Separate names with a comma.
Discussion in 'Trumpet Discussion' started by hhsTrumpet, Jul 18, 2014.
Not sure why you wrote this.
Musicalmason suggests not to.
Best Instrument Repair in Oakland.
Hornucopia in San Carlos. They're excellent.
I teach all of my students also to regularly remove the valves, clean them and then completely dry them before oiling. Especially petroleum based oils evaporate leaving moisture, paraffin and aerosols from our breath on the valve and casing. We end up oiling the sludge and NOTHING protects the valve. The valve and casing can be easily swabbed before reoiling, getting a large portion of the contaminants away from the valve!
I think that we all agree that there is no real possibility to remotely diagnose the problem.
Stuff like this I have not seen on the 3rd valve. The second valve, yes with the exposed slide and minimal bracing.
I think that we still have dirt in the tubes leading to the casing. I would give the horn a COMPLETE bath and a good snaking before doing anything else.

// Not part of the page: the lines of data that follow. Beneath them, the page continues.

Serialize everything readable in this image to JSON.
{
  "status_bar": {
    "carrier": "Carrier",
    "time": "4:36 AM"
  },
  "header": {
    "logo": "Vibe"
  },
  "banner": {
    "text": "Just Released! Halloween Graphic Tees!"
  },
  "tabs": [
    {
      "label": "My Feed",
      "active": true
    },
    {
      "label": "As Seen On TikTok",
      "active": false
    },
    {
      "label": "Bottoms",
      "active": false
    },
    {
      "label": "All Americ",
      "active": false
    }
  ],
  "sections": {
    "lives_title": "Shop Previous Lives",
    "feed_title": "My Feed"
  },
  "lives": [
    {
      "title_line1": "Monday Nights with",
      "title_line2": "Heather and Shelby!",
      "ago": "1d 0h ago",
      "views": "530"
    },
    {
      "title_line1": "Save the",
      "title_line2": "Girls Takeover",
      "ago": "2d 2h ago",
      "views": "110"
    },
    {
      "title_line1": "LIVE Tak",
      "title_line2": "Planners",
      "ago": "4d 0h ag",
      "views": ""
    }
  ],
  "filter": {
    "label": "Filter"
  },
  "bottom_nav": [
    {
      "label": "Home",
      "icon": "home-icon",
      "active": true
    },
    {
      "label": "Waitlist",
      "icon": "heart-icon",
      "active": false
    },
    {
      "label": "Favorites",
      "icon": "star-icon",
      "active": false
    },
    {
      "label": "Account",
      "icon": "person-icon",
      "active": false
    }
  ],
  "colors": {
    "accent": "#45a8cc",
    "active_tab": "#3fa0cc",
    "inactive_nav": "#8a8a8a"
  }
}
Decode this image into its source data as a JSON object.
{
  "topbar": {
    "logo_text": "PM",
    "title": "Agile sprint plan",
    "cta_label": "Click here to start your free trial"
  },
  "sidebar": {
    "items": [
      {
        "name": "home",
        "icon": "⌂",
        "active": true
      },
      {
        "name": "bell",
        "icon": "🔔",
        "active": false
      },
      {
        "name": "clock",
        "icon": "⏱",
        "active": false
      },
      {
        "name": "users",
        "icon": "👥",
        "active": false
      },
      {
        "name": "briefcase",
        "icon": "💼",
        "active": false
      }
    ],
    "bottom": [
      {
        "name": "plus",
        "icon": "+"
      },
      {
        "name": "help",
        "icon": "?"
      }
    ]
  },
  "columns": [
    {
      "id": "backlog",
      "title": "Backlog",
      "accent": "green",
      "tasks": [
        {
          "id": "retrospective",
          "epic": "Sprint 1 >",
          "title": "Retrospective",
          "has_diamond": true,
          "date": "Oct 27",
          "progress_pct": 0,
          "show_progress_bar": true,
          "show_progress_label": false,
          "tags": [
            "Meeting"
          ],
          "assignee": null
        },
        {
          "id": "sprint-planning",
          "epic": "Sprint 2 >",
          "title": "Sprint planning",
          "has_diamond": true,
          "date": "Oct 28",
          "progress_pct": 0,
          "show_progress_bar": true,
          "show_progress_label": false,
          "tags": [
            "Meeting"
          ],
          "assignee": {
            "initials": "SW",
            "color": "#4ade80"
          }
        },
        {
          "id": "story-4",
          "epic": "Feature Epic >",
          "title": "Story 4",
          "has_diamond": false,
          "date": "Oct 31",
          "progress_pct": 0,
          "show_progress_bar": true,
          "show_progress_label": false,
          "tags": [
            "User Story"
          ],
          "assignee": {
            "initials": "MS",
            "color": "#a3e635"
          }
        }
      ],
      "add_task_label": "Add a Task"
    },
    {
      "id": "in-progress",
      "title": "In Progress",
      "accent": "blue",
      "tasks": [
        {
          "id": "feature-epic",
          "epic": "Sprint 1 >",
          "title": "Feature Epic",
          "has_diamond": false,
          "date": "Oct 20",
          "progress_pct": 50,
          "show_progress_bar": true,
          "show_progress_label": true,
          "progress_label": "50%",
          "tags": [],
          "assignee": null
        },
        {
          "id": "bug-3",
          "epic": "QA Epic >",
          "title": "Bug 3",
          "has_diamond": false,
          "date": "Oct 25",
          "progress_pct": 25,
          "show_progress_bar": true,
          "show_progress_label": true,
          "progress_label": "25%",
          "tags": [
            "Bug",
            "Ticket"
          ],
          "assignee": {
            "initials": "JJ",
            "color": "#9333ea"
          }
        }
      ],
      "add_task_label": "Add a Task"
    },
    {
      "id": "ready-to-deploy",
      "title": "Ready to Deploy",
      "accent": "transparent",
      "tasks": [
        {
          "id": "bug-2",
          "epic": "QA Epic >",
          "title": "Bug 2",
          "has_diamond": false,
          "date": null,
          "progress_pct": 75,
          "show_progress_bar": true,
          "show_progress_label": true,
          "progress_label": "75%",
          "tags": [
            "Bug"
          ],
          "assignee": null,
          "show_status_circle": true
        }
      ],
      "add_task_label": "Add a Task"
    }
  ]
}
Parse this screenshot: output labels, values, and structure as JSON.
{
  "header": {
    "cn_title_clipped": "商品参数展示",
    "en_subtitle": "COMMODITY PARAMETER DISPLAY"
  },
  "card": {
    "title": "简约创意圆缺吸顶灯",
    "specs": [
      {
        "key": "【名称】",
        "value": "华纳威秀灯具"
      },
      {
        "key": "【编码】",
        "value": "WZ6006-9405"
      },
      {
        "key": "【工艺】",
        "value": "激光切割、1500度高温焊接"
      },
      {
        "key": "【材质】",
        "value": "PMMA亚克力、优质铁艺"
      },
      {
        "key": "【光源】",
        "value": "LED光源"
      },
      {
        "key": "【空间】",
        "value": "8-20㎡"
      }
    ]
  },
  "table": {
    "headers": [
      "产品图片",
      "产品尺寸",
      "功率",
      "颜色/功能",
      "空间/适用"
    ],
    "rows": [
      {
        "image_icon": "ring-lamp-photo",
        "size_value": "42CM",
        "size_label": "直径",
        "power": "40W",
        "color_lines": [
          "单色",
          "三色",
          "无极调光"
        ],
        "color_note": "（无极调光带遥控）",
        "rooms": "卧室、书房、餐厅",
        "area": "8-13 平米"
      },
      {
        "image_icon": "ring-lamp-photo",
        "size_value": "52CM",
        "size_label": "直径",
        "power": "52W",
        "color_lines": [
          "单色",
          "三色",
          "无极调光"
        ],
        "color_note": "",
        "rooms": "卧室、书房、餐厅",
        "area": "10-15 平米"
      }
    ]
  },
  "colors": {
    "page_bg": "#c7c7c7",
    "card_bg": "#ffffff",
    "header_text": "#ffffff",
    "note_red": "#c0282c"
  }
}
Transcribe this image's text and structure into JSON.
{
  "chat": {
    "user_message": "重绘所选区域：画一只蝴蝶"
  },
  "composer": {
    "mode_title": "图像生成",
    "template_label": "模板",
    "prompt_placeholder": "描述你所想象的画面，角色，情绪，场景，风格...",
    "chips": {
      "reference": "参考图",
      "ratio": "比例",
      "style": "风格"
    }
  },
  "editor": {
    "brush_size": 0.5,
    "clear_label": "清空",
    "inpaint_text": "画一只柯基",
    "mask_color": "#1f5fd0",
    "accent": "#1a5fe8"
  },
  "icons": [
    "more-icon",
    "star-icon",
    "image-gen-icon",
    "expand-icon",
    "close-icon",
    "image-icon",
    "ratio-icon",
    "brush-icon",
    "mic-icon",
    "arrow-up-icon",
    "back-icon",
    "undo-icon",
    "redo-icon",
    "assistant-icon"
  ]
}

It really shouldn't matter as long as you are being careful. When I can, I remove the valves completely and douse them down with valve oil, but otherwise, there's nothing wrong with pulling the piston halfway out, applying oil and putting it back in.
Once again, we've come to a very simple task that we are overthinking, and losing sight of why we're doing it in the first place. Why is it that we continually get caught up in the process and forget about what it is were' trying to accomplish?
It's pretty simple really - we need to refresh the thin barrier of lubricant between the piston and the valve casing - that's all. The only advantage you have by removing the valve is that you can completely douse off any gunk or solid particles that may be clinging to the piston, thus not reintroducing them to the horn, but if the horn is fairly clean, adding oil to a partially removed piston accomplishes the same task.
Nobody is required to follow any advice I write. Everybody is welcome to add me to their ignore list if you choose. That said, my valve oiling advice is mainly given to students. Very few students are playing monette horns, and very few professionals are looking for advice on how to oil a valve. The reason I give that advice to students is because it lowers the risk of damaging a valve by dropping or spinning it in the casing. So, my advice is not without reason, thought or experience.
It is also my understanding that monette valves contain living, rare earth properties that need sunlight once a week to function properly.
Welcome to Instant Rimshot
Take it to Dave. You'll have it back in a couple years! Or use a hammer after
complete removal. Or, or, or, just maybe you can use google for a dealer near you.
This is only the case when those living organisms are not regularly removed.............
Last time I looked (yesterday), my Prana was a dead hunk of metal with all of the earthly particles removed and it hadn't seen the light of day for about 3 weeks (been playing natural trumpet....).
MM, I don't think that anyone really disagrees with anything or anybody here. HHS has a Yamaha Xeno and can't figure out why a valve that worked before oiling doesn't go back in now. There are only 2 possibilities: contaminants or damage. The first possibility requires removal as does the second. As far as general practice goes, we have all squirted oil in the bottom valve cap and pulled the valve out half way to oil on top of whatever was left on the valve/casing. I am reasonably sure that neither destroyed the instrument.
That being said, the Ultra Pure guy used to post here occasionally and presented some really interesting info. It was something to the effect that valve oil based on petroleum is made up of various ingredients like mineral oil, paraffin and some other stuff. The mineral oil is reported to evaporate in between 17 and 24 hours leaving the sludge from our moist breath and the nonvolatile ingredients in the horn. This means that after 24 hours, we have no more "oil", rather only moisture that does a pretty crappy job protecting the valve. The Ultra Pure motivation was to sell synthetic oil that did not "evaporate" while providing a "service" designed to help prevent wear and keep the valves moving slickly.
I think often that the function of valve oil is reduced to "preventing the valves from sticking". It is often ignored that when metals rub against one another that they wear. Any collector of vintage trumpets knows how badly worn valves can be. Only when the oil bonds to the surface of the metal is it protected. An additional factor is that valve oil does bind contaminants. All of these factors support the notion that cleanliness is next to godliness. I teach my students how to bathe and snake their instruments, clean the valves completely and everything else that keeps the instrument clean and functional.
For the record: Dave Monette advocates the direct bond between oil and the metal and the complete removal of moisture and contaminants whenever possible. He is proud of the manufacturing tolerances and always comments positively when performing service on a well maintained horn. You CAN see the difference when the lapping marks are not smoothed off from metal/metal contact.
Update about my trumpet. I took it to a repair shop last week. The technician suspected it was a bent valve. I got a call from him today and no good news. He said he'll look into replacing the whole valve after consulting Yamaha.